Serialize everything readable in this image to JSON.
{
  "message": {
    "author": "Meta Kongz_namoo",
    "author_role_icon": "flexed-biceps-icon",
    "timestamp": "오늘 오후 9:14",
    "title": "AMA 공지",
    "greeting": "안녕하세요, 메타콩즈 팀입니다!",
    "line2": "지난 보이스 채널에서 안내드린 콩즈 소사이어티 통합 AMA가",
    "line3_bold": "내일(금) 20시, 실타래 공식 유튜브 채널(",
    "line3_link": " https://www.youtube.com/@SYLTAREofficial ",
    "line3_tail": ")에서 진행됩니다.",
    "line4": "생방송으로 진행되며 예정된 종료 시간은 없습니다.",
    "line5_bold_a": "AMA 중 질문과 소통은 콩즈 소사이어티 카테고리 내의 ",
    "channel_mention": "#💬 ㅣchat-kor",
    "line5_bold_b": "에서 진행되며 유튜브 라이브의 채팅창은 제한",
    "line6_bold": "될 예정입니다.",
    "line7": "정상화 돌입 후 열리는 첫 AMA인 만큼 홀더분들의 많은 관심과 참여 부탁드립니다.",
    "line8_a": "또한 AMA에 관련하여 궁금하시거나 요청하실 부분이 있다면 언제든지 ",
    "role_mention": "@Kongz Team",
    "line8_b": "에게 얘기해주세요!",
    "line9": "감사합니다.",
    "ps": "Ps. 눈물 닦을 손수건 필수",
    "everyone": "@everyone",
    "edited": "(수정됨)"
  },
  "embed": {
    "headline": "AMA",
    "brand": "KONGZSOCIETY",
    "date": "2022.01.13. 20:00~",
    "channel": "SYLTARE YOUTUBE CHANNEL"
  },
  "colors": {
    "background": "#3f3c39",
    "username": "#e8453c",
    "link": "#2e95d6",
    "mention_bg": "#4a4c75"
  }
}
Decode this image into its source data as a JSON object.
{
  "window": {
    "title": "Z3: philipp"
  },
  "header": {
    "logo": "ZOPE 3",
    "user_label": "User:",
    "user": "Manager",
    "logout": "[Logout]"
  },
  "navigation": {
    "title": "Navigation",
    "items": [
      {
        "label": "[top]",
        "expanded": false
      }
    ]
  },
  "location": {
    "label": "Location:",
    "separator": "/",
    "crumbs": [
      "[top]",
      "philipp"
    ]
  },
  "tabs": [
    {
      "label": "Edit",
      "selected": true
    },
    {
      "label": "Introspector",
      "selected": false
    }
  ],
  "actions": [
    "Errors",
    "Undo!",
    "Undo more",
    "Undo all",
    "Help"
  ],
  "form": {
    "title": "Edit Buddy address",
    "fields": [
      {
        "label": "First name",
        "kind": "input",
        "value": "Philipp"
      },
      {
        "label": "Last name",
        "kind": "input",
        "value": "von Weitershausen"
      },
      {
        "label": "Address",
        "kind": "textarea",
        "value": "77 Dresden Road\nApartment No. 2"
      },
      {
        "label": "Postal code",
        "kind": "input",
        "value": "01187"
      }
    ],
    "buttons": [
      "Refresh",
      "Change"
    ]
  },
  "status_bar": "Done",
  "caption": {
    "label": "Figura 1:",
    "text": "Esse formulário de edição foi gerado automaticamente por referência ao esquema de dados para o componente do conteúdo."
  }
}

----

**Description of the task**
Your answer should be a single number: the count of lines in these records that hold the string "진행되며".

**Expected answer**
2